DATA TO USE Start Marker
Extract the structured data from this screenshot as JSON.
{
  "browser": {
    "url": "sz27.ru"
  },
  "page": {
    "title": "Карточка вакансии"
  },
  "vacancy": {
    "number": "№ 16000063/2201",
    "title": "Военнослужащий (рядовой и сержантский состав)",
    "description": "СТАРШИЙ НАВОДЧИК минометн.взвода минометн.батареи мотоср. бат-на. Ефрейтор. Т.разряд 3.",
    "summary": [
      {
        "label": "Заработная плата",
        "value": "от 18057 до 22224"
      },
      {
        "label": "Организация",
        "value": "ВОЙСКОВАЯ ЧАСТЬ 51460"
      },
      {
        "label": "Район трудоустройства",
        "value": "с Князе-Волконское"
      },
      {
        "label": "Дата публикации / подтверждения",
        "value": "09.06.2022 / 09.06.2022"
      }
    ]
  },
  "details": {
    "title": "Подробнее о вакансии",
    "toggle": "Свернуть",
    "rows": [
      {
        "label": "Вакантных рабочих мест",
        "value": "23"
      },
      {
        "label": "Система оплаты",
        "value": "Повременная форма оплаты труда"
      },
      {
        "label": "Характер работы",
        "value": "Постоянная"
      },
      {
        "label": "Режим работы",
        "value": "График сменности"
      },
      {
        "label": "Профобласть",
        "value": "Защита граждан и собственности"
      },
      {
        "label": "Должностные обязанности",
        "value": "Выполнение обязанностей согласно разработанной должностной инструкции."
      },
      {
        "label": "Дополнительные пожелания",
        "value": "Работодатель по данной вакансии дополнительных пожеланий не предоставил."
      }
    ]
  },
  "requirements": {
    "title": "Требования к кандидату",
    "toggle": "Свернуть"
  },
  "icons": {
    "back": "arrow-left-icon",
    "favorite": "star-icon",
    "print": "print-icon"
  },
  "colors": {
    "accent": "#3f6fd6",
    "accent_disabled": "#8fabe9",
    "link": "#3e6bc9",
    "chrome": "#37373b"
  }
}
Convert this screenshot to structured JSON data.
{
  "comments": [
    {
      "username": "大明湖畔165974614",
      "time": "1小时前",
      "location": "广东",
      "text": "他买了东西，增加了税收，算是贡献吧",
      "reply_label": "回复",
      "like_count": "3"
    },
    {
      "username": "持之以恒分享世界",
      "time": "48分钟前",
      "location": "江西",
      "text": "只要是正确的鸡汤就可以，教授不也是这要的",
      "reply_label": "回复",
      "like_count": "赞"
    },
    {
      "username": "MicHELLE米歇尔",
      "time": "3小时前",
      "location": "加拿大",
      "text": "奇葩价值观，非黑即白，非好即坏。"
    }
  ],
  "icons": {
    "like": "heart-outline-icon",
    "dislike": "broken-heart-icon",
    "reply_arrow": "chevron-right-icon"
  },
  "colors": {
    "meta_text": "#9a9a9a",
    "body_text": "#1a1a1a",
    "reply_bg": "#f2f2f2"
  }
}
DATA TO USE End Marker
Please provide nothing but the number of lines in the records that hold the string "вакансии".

▸ **WORKED SOLUTION**: 3